Choosing the Right Filtration Products

lab-reporter-buying-guide-filter-products

 Using the correct laboratory filter for processing liquids is an important decision, but it does not have to be difficult or complicated. Filter membranes are available in a variety of materials, pore sizes and other specifications, but you can narrow the selection by asking just a few questions.

Why are you filtering?

There are many reasons why a filtration step may be part of your laboratory protocol. Most often, filtration is performed to remove something from the liquid, a function that is dependent on the membrane pore size.

  • To remove Mycoplasma from a solution, use a 0.1μm pore filter
  • Routine laboratory sterilization of media, buffers, biological fluids and gases requires a 0.2 or 0.22μm pore filter membrane
  • Clarification or pre-filtration of solutions and solvents can be accomplished with a 0.45μm pore size
  • Glass fiber filters can be used for water testing or as pre-filters (to improve subsequent filter performance) 
  • Glass fiber filters can be used for water testing or as pre-filters (to improve subsequent filter performance)

What are you filtering?

The chemical or biological characteristics of the liquid will also affect the choice of filters.

  • Some membranes contain wetting agents or other non-toxic substances that can interfere with results
  • The membrane material may bind proteins, nucleotides or other macromolecules that can clog the filter, remove important constituents or otherwise compromise the sample
  • Not all filter membranes are compatible with all chemicals, so confirm that the filter that you choose will work with your solvent or solution 
  • The temperature and length of exposure to the chemical may also affect the membrane’s integrity

 

 

 

How are you filtering?

The filter choice will also depend on the volume of liquid to be filtered and the method or device that is being used. Filter membranes are available in a variety of formats:

  • Flat or disc filters
  • Syringe filters
  • Filter/storage devices
  • Vacuum filters
  • Bottle-top filters
  • Centrifuge or microfuge tube filters

If the membrane is part of a filtration device, confirm that the housing material is also compatible with the liquid being filtered.

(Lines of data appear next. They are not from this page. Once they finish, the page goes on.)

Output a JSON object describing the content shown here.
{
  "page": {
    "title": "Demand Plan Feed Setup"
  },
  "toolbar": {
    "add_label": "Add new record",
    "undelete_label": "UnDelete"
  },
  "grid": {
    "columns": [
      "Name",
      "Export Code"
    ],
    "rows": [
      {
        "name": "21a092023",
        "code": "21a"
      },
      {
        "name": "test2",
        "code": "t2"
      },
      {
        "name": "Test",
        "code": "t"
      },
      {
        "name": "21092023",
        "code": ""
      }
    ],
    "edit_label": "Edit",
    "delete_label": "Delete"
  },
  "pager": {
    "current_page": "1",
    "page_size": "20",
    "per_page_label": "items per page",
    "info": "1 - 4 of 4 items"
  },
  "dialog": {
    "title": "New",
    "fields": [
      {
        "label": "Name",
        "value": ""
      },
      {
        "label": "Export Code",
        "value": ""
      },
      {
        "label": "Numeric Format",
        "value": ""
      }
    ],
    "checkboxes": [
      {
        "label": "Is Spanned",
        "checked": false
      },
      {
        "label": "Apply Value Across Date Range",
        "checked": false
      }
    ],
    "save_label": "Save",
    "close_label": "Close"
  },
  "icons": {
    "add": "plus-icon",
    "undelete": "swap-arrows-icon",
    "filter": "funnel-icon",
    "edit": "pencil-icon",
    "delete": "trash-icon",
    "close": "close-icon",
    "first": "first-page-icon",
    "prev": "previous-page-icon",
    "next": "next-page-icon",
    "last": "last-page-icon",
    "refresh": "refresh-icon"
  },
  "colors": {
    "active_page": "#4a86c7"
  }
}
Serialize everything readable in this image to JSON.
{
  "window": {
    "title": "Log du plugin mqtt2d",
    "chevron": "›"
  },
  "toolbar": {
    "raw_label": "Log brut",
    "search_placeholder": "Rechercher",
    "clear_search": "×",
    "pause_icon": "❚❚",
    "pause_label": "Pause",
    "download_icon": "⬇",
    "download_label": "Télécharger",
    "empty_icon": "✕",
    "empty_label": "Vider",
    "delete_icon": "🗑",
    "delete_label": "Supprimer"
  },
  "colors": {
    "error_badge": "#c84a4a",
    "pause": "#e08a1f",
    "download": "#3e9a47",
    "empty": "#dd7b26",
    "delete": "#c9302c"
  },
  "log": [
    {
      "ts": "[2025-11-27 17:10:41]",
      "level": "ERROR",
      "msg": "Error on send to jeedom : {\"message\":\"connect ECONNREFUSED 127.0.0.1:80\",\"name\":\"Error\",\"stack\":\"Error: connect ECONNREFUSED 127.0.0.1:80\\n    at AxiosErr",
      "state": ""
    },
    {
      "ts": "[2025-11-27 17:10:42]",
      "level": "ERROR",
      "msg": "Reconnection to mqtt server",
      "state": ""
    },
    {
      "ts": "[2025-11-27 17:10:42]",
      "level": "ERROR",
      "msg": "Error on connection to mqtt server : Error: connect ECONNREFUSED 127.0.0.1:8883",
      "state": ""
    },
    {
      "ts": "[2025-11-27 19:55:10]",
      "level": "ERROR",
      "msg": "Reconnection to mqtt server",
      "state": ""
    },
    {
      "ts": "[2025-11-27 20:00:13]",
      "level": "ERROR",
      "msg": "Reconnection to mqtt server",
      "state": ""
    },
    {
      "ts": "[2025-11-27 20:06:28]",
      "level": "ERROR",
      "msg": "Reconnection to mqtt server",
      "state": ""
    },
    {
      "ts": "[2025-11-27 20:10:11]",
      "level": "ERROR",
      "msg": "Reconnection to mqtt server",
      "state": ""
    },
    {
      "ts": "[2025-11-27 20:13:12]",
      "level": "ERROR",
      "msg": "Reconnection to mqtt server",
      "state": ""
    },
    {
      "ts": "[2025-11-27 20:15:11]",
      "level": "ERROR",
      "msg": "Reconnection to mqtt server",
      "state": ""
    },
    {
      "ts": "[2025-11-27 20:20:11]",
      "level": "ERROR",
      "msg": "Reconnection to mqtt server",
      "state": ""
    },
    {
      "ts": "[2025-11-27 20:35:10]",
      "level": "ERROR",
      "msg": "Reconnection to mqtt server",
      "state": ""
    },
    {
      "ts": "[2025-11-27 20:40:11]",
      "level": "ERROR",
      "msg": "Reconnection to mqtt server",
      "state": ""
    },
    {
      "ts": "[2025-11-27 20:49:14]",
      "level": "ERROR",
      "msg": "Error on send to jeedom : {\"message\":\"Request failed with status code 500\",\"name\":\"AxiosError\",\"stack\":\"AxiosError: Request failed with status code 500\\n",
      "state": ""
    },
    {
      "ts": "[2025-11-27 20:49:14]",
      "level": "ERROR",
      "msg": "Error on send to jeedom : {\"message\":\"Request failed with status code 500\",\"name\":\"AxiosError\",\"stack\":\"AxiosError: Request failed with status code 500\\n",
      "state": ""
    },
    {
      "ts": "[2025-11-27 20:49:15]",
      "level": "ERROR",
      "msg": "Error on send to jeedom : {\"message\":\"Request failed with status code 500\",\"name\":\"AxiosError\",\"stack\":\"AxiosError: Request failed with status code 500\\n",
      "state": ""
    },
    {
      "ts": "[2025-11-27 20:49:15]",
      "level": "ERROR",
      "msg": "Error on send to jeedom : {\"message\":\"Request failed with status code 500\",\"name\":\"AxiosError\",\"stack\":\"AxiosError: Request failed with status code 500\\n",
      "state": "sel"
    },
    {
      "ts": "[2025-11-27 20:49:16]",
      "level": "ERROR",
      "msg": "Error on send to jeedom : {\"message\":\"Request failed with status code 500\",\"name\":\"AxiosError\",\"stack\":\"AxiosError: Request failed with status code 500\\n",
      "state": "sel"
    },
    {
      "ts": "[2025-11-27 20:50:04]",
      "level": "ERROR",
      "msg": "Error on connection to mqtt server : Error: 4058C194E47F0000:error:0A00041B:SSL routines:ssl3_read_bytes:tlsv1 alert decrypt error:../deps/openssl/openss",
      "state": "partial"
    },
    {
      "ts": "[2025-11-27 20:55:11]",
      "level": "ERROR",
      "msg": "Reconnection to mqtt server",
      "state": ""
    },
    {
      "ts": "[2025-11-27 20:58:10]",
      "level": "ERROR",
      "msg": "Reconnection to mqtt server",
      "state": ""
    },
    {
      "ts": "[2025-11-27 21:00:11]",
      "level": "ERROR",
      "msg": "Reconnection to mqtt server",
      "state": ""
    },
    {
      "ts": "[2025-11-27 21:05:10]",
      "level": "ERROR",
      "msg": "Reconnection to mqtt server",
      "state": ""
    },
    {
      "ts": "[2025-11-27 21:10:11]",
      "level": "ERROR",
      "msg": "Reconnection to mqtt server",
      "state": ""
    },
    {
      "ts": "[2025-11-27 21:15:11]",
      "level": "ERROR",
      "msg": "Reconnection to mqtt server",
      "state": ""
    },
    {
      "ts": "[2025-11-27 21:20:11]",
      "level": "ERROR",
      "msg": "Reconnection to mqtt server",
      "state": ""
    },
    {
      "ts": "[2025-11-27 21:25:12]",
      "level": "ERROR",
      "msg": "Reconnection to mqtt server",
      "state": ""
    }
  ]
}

Membrane Material Physical Characteristics Chemical Compatibility Biological Compatibility Applications
Cellulose Nitrate
  • Strong and flexible
  • Hydrophilic
  • Autoclavable
  • Limited pore size range
  • Low extractables
  • Limited resistance to organic solvents
  • High protein binding
  • Protein or RNA transfer
  • Sample preparation
  • Microbiological and sterility studies
  • Food, beverage and water testing
Nylon (Polyamide)
  • Hydrophilic
  • Autoclavable
  • Very low extractables
  • Moderately stable with esters and alcohols
  • Resistant to organic solvents
  • Suitable for high pH samples
  • Binds proteins
  • Media sterilization
  • Solvent filtration and degassing
  • Aqueous filtration
  • Organic solvent filtration
PES
  • Hydrophilic
  • Autoclavable
  • Low extractables; broad range solvent compatibility
  • Low protein binding
  • Media sterilization
  • Solvent filtration and degassing
  • General lab filtration
  • Aqueous and compatible organic solvents
Polypropylene
  • Strong and flexible
  • Hydrophobic
  • Autoclavable
  • Low extractables; broad range solvent compatibility
-
  • Media sterilization
  • Solvent filtration (HPLC)
  • Vacuum degassing (acetonitrile)
  • Biological solution filtration
PTFE (laminated to PP or PE)
  • Easy to handle
  • Hydrophobic
  • Wide range of pore sizes
  • Low extractables
  • Resistant to a wide range of organic solvents
-
  • Solvent and gas filtration
  • Sterile air venting
  • Organic solvent filtration
  • Non-aqueous sample filtration
PVDF
  • Hydrophilic
  • Resistant to a broad range of organic solvents
  • Low protein binding
-
Cellulose Acetate
  • Hydrophilic
  • Autoclavable (when wet)
  • Limited solvent resistance
  • Resistant to alcohol and oil
  • Compatible (short-term) with MEK
  • Very low protein binding
  • Cold sterilization of proteinaceous solutions
Glass Microfiber
  • Hydrophilic
  • Compatible with organic solvents
  • Compatible with strong acids and bases (not HF)
-
  • Air or water monitoring
  • Filter or pre-filter